_DATA FOR ANALYSIS_.

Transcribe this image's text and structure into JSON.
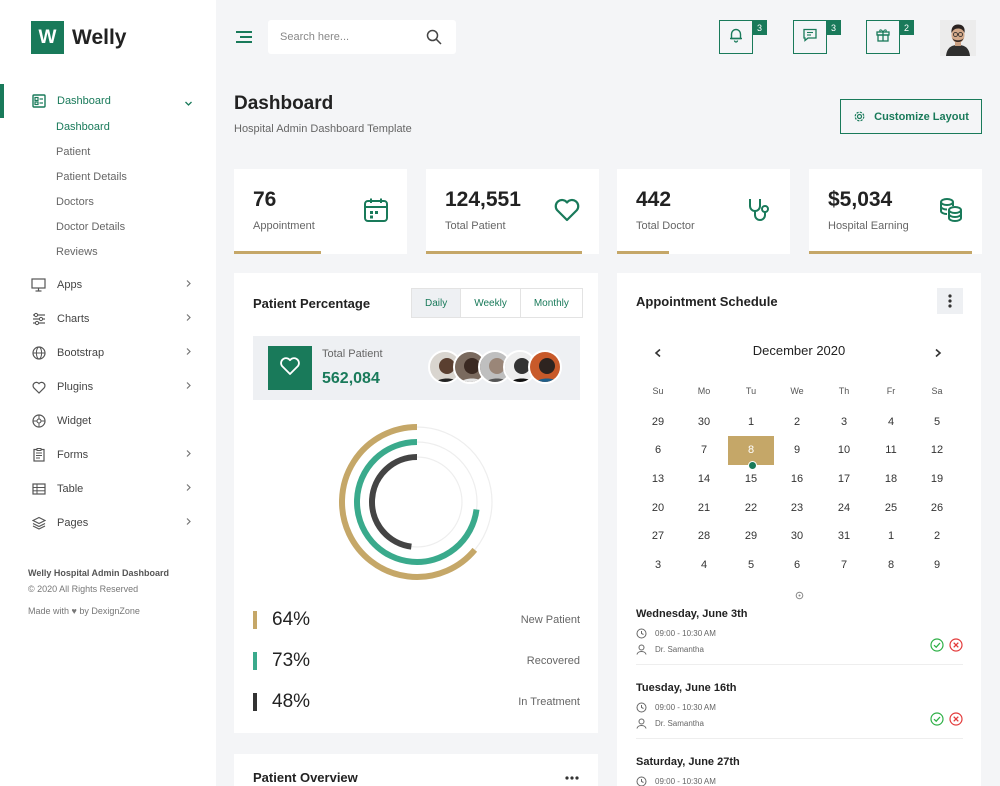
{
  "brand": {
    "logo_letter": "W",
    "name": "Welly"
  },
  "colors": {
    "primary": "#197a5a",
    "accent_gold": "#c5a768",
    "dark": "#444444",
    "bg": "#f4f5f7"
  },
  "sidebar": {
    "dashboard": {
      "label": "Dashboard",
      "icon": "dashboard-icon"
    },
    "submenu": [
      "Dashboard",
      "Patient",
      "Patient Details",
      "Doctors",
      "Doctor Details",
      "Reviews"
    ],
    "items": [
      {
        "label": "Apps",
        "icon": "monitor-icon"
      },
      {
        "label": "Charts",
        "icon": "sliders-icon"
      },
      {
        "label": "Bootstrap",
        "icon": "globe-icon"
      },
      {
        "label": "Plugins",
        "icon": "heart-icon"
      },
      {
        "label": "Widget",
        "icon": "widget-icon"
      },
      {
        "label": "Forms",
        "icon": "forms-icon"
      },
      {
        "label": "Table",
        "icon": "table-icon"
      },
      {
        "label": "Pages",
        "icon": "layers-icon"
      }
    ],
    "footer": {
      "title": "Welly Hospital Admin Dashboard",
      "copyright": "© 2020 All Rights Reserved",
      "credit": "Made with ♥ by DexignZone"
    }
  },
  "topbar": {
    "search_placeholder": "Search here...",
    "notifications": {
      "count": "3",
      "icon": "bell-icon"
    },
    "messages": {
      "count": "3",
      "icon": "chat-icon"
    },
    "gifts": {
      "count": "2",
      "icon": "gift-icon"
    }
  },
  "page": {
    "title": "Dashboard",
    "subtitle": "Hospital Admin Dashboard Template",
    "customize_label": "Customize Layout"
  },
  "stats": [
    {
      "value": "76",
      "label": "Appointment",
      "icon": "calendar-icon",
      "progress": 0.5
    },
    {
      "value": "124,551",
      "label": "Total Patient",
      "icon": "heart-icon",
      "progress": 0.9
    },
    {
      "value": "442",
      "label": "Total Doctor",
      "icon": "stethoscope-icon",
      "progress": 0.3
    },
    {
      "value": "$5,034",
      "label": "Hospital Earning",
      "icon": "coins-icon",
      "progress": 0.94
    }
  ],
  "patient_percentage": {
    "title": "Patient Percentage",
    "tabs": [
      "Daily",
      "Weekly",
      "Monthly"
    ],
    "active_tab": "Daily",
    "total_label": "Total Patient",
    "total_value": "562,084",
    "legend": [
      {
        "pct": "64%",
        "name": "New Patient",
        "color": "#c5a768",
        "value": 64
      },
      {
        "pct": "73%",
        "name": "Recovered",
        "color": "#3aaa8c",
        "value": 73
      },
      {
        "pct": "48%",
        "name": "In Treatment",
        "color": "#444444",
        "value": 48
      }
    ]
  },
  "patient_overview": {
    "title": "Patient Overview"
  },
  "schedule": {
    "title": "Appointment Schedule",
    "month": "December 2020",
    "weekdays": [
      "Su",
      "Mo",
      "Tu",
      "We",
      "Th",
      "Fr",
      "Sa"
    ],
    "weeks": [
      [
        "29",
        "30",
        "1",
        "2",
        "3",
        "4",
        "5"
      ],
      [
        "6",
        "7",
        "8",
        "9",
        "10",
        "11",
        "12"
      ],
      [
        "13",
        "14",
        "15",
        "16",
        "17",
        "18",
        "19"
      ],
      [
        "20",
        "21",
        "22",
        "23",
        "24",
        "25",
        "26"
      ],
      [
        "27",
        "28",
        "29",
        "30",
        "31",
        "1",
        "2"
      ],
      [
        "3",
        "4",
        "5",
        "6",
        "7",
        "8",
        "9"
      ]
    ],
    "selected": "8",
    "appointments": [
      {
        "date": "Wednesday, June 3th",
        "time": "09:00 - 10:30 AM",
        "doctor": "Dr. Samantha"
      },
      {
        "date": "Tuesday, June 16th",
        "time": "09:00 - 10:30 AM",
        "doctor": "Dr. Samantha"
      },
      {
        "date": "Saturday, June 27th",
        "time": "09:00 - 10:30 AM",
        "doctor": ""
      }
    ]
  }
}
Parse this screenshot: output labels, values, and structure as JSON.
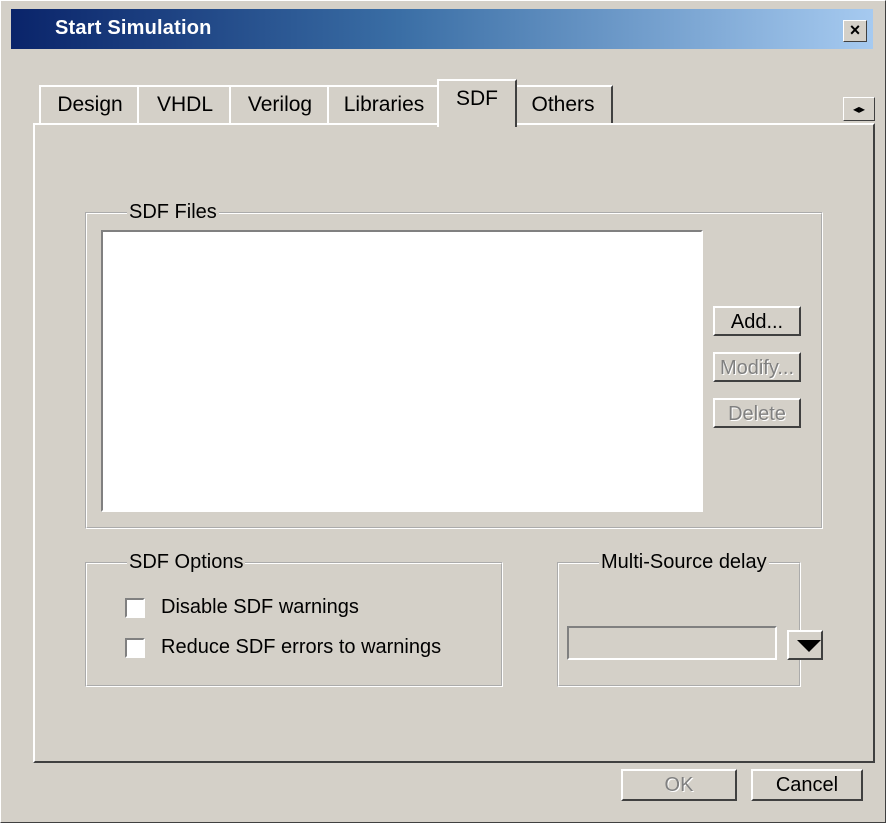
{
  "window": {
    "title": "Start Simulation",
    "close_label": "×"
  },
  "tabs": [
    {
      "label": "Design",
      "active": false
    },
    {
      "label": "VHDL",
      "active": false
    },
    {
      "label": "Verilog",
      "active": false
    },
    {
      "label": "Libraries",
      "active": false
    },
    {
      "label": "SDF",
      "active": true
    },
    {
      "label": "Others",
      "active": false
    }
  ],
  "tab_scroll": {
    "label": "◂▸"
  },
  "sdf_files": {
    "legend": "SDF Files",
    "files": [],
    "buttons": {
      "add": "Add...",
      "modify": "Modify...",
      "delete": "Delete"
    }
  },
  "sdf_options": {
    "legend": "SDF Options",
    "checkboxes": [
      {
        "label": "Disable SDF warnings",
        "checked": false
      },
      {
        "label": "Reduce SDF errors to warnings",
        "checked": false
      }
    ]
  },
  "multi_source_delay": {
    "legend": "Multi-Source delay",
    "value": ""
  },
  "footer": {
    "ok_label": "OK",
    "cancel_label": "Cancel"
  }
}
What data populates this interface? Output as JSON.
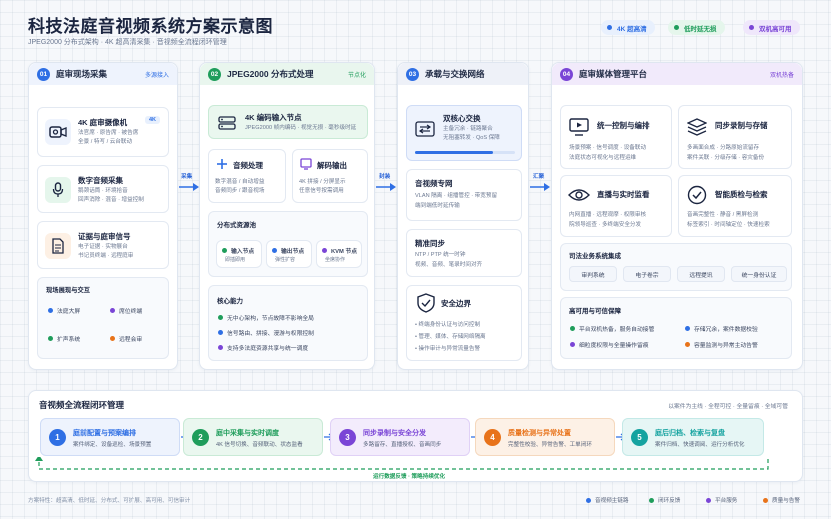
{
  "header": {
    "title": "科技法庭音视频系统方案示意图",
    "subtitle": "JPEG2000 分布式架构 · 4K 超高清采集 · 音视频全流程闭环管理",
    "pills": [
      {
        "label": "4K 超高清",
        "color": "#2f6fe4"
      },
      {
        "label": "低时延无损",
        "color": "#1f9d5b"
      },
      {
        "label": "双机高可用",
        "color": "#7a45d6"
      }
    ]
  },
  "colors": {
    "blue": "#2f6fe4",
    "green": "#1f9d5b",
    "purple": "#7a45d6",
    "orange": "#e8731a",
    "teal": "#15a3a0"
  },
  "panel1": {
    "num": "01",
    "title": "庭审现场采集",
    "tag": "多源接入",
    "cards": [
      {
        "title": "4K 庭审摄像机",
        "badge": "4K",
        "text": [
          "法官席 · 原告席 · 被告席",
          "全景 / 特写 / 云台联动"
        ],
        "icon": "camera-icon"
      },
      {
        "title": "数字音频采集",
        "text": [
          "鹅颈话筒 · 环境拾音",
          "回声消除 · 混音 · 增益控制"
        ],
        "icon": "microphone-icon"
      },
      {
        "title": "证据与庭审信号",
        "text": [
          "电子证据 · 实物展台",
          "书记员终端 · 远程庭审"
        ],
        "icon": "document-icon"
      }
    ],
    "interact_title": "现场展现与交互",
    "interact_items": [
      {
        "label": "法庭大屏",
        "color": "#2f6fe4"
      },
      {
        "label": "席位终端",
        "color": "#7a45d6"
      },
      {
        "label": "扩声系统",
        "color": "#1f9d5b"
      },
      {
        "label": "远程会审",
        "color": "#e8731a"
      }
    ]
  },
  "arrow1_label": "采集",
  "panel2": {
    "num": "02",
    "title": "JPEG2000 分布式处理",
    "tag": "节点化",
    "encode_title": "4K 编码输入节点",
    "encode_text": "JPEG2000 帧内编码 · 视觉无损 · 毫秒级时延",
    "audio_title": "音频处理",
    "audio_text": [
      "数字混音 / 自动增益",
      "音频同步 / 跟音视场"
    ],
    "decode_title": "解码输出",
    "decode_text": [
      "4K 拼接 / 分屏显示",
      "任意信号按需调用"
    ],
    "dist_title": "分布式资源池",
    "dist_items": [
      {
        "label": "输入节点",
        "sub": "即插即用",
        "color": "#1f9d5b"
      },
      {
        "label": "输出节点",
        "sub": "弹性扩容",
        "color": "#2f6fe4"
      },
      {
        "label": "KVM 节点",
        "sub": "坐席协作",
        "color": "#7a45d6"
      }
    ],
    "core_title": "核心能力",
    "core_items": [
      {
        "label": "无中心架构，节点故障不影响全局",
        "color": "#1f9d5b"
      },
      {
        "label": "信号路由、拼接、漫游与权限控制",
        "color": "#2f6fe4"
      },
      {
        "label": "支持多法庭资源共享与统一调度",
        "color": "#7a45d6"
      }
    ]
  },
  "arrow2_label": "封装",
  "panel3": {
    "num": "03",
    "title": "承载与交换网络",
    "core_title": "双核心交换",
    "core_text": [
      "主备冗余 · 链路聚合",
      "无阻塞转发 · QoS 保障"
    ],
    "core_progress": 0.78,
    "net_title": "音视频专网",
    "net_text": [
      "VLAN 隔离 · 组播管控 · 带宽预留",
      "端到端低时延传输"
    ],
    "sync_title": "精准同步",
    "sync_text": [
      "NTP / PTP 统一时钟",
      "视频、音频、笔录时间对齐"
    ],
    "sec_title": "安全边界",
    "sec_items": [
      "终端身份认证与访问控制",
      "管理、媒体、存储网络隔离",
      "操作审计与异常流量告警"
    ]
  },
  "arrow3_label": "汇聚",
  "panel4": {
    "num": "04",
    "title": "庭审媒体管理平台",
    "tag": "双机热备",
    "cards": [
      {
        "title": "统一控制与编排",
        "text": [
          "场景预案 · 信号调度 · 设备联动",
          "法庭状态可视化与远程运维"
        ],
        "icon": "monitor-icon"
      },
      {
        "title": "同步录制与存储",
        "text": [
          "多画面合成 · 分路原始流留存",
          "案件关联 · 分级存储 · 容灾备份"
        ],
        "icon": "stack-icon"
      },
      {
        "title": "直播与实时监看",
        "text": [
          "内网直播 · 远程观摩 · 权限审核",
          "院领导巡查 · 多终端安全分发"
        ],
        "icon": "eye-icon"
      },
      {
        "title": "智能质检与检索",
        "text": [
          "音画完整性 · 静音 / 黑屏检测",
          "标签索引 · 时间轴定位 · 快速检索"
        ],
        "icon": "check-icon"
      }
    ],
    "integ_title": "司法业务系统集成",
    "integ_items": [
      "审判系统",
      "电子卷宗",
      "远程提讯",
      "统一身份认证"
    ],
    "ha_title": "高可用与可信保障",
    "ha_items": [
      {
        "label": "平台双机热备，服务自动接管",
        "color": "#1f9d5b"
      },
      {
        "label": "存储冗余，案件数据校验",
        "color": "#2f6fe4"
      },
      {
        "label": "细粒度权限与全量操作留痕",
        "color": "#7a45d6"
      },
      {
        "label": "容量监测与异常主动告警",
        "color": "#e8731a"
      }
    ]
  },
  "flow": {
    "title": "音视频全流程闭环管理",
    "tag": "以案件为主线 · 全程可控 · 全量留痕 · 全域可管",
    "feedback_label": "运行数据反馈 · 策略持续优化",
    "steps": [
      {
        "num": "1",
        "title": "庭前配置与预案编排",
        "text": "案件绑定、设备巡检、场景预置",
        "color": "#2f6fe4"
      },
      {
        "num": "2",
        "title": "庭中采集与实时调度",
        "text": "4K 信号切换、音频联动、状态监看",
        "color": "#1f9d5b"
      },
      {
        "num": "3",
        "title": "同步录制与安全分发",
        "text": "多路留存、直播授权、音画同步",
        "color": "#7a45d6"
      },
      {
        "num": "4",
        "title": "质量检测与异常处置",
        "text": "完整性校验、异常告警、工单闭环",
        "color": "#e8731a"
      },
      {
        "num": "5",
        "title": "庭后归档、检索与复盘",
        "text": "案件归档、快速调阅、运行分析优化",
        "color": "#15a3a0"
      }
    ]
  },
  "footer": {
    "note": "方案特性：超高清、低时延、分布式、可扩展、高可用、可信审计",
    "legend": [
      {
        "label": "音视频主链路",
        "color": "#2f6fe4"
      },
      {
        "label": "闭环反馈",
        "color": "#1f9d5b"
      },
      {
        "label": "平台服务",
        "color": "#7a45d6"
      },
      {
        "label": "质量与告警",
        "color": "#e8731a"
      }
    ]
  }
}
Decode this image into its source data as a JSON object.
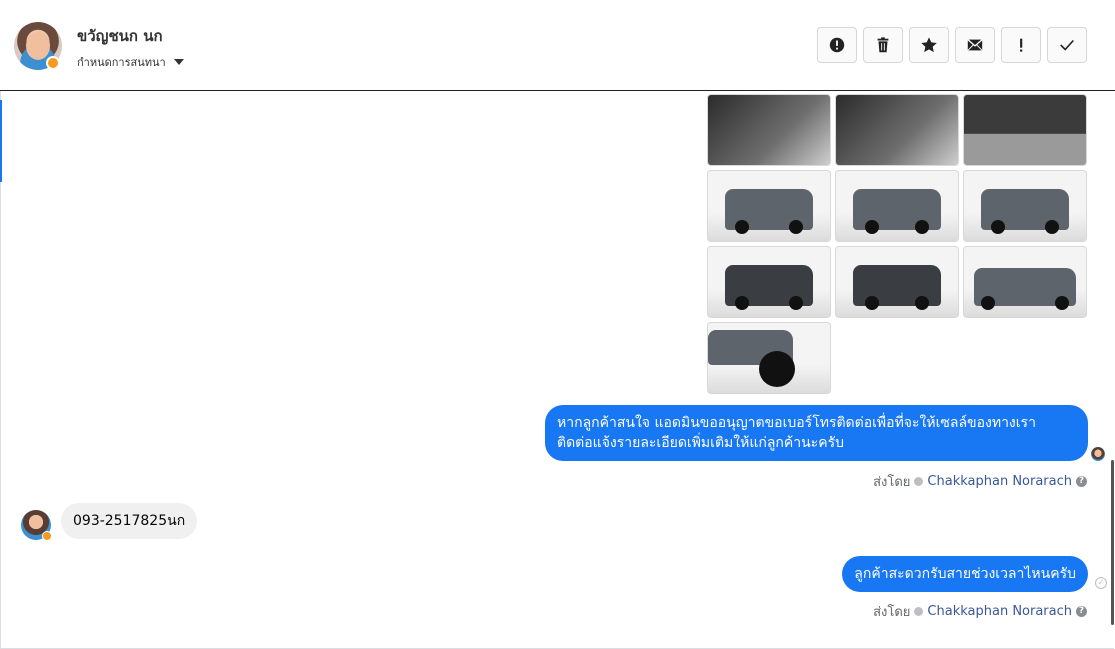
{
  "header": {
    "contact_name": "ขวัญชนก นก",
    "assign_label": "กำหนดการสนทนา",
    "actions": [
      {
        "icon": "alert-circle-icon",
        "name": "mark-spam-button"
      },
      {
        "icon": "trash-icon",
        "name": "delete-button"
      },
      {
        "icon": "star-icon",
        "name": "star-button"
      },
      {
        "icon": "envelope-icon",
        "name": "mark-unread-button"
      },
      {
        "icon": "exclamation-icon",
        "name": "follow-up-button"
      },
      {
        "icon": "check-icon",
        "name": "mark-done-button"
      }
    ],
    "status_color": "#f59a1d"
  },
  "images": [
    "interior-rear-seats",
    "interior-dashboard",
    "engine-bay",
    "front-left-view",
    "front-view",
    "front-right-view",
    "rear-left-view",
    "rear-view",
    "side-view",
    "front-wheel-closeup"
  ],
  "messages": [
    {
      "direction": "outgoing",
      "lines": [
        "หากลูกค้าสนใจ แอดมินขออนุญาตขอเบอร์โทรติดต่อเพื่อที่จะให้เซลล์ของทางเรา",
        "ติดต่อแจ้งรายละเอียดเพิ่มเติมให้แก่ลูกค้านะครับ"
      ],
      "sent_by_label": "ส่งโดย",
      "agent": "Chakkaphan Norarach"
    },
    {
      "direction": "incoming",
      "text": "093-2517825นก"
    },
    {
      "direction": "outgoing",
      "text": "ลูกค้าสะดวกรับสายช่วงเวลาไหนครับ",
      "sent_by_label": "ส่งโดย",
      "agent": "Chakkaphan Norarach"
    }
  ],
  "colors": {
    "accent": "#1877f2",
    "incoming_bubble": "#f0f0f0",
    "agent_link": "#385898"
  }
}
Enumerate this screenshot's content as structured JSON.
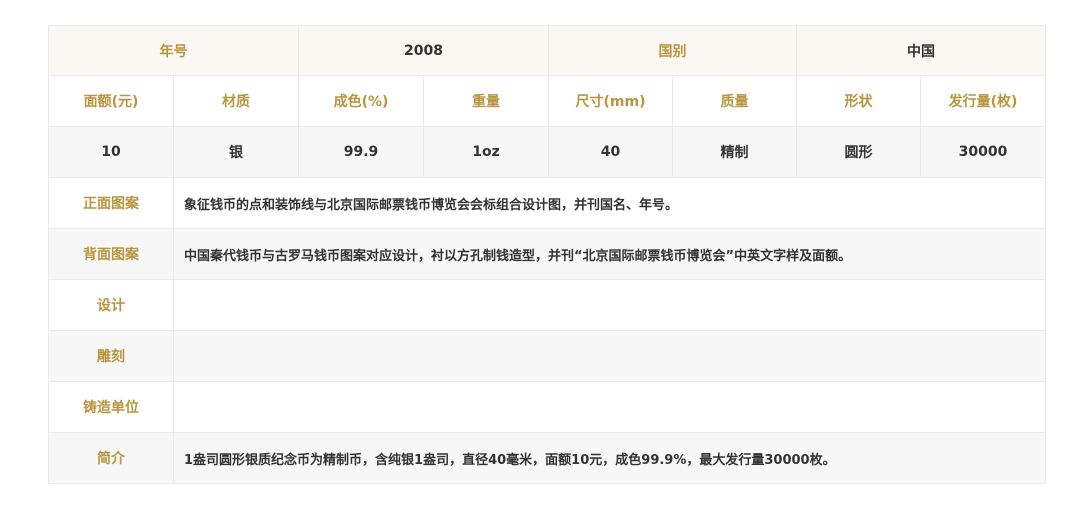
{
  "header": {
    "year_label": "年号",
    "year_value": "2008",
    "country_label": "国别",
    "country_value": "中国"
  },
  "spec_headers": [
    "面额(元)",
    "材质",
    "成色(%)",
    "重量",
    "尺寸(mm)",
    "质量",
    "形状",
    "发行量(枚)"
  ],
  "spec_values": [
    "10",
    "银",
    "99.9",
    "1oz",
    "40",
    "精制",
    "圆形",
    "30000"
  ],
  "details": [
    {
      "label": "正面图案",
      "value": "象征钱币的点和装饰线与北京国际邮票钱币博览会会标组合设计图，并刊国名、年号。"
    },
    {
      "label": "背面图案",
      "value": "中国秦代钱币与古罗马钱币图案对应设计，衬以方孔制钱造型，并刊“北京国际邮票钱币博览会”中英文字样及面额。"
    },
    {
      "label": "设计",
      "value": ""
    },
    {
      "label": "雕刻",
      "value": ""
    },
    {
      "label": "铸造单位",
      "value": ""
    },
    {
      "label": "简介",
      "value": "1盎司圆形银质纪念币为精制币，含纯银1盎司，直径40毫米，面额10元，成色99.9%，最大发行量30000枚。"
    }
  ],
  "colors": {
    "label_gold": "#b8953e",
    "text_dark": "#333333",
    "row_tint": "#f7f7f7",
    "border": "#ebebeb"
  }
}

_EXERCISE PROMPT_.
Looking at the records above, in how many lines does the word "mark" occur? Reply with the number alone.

_WRITTEN SOLUTION_.
3